*Assignment:* Your response should consist of the records, reproduced exactly.

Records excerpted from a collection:
════════

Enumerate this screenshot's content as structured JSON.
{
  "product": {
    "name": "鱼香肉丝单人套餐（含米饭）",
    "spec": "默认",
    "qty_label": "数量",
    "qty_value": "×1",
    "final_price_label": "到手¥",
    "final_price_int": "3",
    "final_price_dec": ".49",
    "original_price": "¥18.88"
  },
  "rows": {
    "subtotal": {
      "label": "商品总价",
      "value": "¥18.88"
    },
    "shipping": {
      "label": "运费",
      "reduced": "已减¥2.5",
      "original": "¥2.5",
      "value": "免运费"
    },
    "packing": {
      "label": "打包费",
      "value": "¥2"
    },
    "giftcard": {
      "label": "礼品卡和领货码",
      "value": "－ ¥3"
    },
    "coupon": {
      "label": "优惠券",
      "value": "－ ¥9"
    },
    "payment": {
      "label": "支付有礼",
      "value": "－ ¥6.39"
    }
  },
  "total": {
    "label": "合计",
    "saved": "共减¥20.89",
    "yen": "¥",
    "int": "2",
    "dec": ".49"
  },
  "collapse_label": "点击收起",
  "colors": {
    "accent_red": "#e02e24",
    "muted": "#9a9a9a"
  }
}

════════

*Task result:*
Enumerate this screenshot's content as structured JSON.
{
  "product": {
    "name": "鱼香肉丝单人套餐（含米饭）",
    "spec": "默认",
    "qty_label": "数量",
    "qty_value": "×1",
    "final_price_label": "到手¥",
    "final_price_int": "3",
    "final_price_dec": ".49",
    "original_price": "¥18.88"
  },
  "rows": {
    "subtotal": {
      "label": "商品总价",
      "value": "¥18.88"
    },
    "shipping": {
      "label": "运费",
      "reduced": "已减¥2.5",
      "original": "¥2.5",
      "value": "免运费"
    },
    "packing": {
      "label": "打包费",
      "value": "¥2"
    },
    "giftcard": {
      "label": "礼品卡和领货码",
      "value": "－ ¥3"
    },
    "coupon": {
      "label": "优惠券",
      "value": "－ ¥9"
    },
    "payment": {
      "label": "支付有礼",
      "value": "－ ¥6.39"
    }
  },
  "total": {
    "label": "合计",
    "saved": "共减¥20.89",
    "yen": "¥",
    "int": "2",
    "dec": ".49"
  },
  "collapse_label": "点击收起",
  "colors": {
    "accent_red": "#e02e24",
    "muted": "#9a9a9a"
  }
}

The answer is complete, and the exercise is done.